WHAT TO WORK ON =
A complete answer retypes each of the records below precisely and includes none of the pictures.
━━ EXERCISE INPUT
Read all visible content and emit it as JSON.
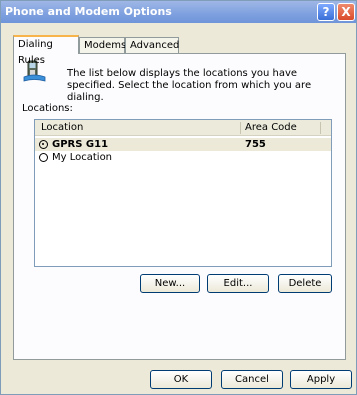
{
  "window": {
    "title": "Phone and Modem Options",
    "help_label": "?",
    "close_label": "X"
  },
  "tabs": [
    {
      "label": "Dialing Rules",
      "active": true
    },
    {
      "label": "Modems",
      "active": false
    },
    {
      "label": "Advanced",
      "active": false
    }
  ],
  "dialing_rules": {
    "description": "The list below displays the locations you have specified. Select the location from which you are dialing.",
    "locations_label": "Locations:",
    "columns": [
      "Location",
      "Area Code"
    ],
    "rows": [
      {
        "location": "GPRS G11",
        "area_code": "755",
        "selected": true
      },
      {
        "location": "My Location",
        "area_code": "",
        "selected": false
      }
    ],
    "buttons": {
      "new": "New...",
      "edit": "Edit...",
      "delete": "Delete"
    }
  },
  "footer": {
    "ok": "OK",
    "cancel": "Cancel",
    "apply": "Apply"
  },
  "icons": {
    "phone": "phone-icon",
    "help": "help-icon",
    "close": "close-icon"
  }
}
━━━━
FINISHED EXERCISE =
Read all visible content and emit it as JSON.
{
  "window": {
    "title": "Phone and Modem Options",
    "help_label": "?",
    "close_label": "X"
  },
  "tabs": [
    {
      "label": "Dialing Rules",
      "active": true
    },
    {
      "label": "Modems",
      "active": false
    },
    {
      "label": "Advanced",
      "active": false
    }
  ],
  "dialing_rules": {
    "description": "The list below displays the locations you have specified. Select the location from which you are dialing.",
    "locations_label": "Locations:",
    "columns": [
      "Location",
      "Area Code"
    ],
    "rows": [
      {
        "location": "GPRS G11",
        "area_code": "755",
        "selected": true
      },
      {
        "location": "My Location",
        "area_code": "",
        "selected": false
      }
    ],
    "buttons": {
      "new": "New...",
      "edit": "Edit...",
      "delete": "Delete"
    }
  },
  "footer": {
    "ok": "OK",
    "cancel": "Cancel",
    "apply": "Apply"
  },
  "icons": {
    "phone": "phone-icon",
    "help": "help-icon",
    "close": "close-icon"
  }
}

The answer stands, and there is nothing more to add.